The most common symptoms of endometriosis include excessive genital bleeding, pain while eliminating waste, pain with intercourse, painful periods and infertility, explains Mayo Clinic. Other possible symptoms include diarrhea, nausea, fatigue and constipation. These problems are often worse during a menstrual period.

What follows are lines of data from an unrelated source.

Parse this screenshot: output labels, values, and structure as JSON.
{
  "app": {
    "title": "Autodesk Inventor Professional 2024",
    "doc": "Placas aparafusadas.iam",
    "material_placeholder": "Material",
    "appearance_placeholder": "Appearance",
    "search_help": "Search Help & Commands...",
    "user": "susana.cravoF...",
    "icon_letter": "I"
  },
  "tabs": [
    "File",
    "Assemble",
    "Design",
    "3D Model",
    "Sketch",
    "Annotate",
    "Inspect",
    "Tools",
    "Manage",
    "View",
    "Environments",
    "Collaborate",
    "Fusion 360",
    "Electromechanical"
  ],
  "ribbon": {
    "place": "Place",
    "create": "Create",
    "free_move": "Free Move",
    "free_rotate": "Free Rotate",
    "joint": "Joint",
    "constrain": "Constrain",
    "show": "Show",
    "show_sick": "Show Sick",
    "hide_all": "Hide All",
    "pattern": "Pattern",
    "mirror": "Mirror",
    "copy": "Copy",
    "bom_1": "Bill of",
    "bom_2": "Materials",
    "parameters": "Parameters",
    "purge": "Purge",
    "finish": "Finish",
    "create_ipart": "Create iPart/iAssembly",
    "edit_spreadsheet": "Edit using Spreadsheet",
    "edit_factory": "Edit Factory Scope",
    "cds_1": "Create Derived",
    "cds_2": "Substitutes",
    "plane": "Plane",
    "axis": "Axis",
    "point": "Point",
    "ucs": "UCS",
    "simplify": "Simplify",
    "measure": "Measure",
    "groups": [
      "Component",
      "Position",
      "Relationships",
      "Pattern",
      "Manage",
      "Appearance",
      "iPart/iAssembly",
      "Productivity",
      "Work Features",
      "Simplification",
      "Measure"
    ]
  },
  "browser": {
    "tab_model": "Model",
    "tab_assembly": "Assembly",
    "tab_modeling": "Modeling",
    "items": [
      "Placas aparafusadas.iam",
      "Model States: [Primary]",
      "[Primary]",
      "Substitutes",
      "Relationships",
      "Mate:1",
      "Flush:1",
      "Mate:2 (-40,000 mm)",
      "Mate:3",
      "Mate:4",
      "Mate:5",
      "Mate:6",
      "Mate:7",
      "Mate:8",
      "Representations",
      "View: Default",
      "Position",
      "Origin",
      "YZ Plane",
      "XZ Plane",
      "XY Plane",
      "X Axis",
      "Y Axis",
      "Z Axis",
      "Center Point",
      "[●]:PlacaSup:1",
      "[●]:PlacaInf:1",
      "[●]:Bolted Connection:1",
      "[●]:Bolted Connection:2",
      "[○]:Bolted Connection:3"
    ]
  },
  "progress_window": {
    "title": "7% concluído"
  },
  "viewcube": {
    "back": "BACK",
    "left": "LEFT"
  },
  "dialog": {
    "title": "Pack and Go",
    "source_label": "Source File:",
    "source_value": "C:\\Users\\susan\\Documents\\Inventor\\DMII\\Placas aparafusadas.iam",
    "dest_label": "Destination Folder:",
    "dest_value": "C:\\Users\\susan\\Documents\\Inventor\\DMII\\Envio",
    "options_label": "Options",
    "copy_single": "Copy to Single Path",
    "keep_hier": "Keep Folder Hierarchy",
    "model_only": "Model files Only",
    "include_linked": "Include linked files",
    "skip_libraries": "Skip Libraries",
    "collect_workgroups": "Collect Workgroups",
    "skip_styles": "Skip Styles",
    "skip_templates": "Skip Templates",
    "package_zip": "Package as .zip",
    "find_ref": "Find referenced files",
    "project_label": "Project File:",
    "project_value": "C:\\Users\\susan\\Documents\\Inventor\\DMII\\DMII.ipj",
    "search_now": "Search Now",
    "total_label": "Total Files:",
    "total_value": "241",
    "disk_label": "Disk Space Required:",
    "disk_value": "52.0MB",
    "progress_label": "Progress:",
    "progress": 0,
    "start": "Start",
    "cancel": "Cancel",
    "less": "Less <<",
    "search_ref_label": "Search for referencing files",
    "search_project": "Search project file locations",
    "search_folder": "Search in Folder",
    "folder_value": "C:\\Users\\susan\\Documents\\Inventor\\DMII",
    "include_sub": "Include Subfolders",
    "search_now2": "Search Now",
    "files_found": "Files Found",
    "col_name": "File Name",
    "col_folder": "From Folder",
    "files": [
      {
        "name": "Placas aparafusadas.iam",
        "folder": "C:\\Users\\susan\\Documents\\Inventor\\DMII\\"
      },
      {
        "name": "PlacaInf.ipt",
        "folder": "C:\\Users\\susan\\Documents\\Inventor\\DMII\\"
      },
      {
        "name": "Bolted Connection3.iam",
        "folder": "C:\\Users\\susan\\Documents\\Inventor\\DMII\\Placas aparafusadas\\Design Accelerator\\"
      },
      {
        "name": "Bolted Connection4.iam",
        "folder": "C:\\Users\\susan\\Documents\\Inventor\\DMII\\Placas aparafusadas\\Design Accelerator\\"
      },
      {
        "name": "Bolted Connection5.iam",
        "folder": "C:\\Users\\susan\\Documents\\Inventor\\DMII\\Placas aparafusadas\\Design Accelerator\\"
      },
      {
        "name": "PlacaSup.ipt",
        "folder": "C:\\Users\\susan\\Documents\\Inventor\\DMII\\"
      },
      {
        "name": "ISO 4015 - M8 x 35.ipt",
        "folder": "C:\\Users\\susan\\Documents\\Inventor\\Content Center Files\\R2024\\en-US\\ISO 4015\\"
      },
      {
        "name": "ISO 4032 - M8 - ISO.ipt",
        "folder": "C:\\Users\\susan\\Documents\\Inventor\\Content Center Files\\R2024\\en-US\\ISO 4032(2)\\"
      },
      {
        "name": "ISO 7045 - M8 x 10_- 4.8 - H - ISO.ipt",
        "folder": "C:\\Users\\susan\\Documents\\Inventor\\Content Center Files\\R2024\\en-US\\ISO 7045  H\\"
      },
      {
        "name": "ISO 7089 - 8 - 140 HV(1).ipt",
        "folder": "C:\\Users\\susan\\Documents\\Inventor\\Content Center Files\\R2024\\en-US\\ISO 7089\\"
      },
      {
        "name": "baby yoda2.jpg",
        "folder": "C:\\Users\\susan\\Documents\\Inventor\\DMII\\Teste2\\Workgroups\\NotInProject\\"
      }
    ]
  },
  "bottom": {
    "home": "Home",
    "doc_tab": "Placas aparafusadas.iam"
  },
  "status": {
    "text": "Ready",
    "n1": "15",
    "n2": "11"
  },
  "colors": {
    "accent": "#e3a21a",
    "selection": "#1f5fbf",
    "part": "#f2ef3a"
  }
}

Endometriosis is often a very painful condition, but the level of discomfort it causes is not a reliable indicator of the extent of the condition, states Mayo Clinic. Endometriosis varies in how it affects the body, but in all cases, it is a condition in which the tissue that grows along the inside of the uterus every month also has abnormal growth outside the uterus. Like the endometrial lining of the uterus, the body also tries to shed the tissue during each menstrual period, but it is unable to do so. Endometriosis can affect the bowel or the ovaries, and in rare cases, it extends into other parts of the body. Over time, endometriosis can cause the formation of scar tissue and abnormal adhesions between internal organs.
Treatment for endometriosis can include both medication and surgery, depending on its severity, according to Mayo Clinic. Medications can include pain relievers, hormone blockers and hormonal contraceptives. Surgery can include just the removal of abnormal endometrial tissue, but it can be extreme enough to include the removal of the uterus, cervix and both ovaries.